Wouldn't it be nice to know that Heidi Klum and Nicole Scherzinger have a trouble spot or struggle to get through the last 10 minutes of their workout, too?
Celebrities face the same challenges as the rest of us when it comes to committing to a healthy lifestyle -- that's what Oxygen Magazine editor Helen Vong says she learned when she went to a recent fitness retreat in Los Angeles, where she got to work with some of Hollywood's trainers to the stars.
"When it comes to fitness and diet, it takes the same level of commitment that regular folk must make to attain a lean figure," writes Vong in her blog on oxygenmag.com. "The three celebrity trainers that I met all espoused the same basic tenets of an Oxygen lifestyle: a hard work ethic and clean eating approach to food."

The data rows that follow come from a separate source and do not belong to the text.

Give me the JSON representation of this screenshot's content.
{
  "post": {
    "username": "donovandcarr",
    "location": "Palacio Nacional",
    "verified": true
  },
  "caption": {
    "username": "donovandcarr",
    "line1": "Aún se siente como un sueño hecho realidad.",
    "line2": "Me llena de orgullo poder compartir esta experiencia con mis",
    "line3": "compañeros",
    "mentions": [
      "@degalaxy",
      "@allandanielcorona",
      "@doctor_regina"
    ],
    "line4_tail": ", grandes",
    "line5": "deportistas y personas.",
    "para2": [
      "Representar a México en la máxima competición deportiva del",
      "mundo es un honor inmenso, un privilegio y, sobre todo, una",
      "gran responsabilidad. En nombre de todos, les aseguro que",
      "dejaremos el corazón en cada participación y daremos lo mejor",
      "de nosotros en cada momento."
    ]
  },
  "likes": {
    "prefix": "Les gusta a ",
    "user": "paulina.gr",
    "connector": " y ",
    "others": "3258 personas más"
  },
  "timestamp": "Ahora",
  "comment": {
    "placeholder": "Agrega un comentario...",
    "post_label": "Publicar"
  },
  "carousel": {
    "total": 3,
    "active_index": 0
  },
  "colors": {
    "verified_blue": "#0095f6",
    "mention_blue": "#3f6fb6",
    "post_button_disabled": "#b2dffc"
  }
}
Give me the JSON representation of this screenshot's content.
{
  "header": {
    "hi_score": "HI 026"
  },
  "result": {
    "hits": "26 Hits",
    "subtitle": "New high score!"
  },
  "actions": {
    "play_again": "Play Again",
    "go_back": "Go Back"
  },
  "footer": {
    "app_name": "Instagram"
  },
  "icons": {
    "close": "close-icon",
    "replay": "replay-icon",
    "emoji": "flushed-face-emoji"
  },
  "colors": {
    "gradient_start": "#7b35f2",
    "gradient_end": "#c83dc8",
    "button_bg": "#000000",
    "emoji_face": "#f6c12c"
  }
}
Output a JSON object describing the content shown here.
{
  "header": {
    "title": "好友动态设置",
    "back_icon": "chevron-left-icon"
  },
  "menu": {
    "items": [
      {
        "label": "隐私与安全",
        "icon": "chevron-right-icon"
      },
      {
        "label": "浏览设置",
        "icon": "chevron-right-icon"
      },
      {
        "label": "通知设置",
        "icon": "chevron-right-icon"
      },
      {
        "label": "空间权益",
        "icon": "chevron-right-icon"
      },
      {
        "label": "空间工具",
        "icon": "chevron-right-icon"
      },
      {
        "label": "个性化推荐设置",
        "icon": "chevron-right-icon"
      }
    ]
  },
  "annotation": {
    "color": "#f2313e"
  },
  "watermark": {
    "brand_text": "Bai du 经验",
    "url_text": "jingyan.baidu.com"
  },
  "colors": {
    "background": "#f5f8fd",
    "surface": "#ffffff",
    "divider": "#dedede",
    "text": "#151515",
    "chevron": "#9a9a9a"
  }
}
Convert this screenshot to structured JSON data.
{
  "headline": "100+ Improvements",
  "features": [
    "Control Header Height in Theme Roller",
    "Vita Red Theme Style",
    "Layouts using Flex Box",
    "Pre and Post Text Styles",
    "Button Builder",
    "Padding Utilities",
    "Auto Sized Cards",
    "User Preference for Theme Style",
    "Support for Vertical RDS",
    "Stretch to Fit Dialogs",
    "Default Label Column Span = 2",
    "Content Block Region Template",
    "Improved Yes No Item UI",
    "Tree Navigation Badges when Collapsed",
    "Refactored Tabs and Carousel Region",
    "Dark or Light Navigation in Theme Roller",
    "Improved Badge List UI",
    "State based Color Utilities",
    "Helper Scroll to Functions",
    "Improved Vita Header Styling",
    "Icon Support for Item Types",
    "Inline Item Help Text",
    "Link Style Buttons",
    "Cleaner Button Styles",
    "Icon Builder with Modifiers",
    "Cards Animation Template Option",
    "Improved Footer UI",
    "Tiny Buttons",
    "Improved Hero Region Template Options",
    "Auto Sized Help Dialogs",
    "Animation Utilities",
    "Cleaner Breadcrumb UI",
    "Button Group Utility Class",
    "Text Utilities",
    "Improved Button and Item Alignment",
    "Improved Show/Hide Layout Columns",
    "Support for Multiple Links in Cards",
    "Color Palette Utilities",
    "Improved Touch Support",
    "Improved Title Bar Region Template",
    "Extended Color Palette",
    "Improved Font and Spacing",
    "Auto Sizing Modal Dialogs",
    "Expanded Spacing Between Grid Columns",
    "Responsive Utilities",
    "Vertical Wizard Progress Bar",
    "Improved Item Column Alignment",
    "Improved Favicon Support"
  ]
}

Here's what some of those celebrity trainers told Vong:
- Andrea Orbeck (trainer to Heidi Klum and Usher): "I'm a big believe in two things: consistency and intensity. You need to be able to commit to it for as long as you can and if a workout if going to be for a shorter duration than normal, it's got to be intense."
- Jennifer Cohen (trainer to the contestants on the reality show "Shedding for the Wedding"): "Work out no less than three times per week. You want exercise to be part of your lifestyle so you want to integrate it into your life as easily as you can."
- Adam Ernest (trainer to Mary J. Blige and Nicole Scherzinger): "I have people who train five to six days a week, but the bare minimum is two. Anything less than that, and you'll be in a perpetual state of jet lag, you'll always be sore. A lot of times, people start working out in January and large gyms will count on this. So they think 'I'm going to work out almost every day,' and maybe that would work for a few weeks. But then life happens and you miss a couple days, which makes you feel like you failed. People tend to quit at this point. It's a weird thing -- all or nothing. If you only have three days and you have just half an hour, then do that and commit and show up for the workout. Number one thing is to show up. That's really the biggest thing I tell people: don't set yourself up to fail."